__TASK DETAILS__. Report each line of the entries that includes "label" by copying it.

__DATASET RECORDS__.

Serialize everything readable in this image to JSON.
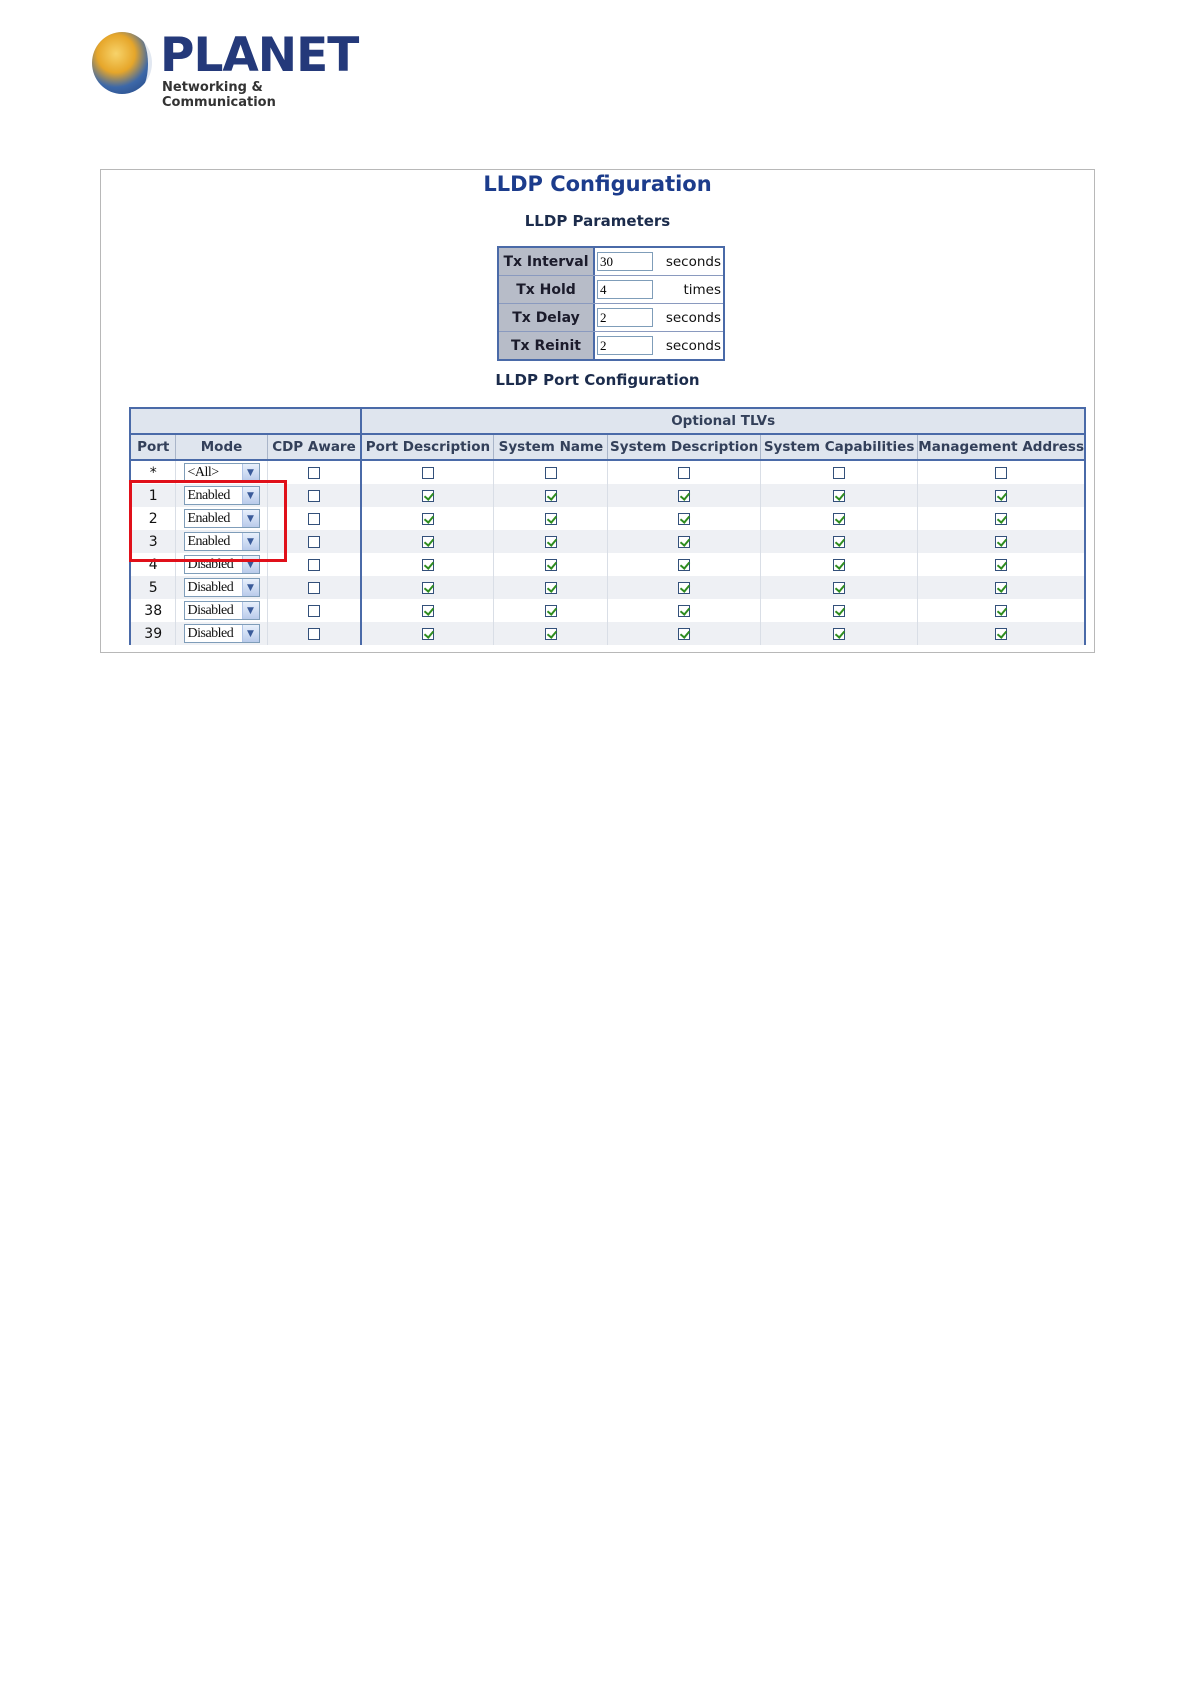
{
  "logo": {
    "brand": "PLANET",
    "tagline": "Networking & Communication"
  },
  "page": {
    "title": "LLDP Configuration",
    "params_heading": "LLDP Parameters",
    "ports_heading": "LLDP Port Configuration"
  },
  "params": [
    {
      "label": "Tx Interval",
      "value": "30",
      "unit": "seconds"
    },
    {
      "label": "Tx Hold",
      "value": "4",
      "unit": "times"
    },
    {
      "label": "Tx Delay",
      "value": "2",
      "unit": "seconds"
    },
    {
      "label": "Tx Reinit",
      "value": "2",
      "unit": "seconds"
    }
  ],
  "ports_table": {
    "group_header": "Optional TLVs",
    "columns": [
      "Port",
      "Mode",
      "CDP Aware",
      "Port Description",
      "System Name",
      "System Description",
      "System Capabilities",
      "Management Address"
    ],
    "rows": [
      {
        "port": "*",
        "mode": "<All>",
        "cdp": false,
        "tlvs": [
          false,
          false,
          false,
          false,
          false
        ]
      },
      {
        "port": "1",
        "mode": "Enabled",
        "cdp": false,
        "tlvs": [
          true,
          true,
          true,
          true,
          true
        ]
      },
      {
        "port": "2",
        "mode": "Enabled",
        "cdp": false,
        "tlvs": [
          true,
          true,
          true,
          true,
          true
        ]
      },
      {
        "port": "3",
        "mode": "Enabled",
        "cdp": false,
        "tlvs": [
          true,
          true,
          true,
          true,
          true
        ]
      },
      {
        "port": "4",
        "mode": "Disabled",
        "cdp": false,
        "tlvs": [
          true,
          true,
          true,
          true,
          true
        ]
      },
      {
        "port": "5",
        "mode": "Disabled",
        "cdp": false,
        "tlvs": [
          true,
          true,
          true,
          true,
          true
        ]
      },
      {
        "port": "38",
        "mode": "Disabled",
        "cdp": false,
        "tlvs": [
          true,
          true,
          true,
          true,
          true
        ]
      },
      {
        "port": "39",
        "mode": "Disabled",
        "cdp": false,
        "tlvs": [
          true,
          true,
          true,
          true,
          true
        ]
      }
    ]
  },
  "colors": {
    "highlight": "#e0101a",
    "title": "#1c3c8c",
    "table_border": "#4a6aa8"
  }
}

__RESPONSE TO THIS TASK__.
      "label": "Tx Interval",
      "label": "Tx Hold",
      "label": "Tx Delay",
      "label": "Tx Reinit",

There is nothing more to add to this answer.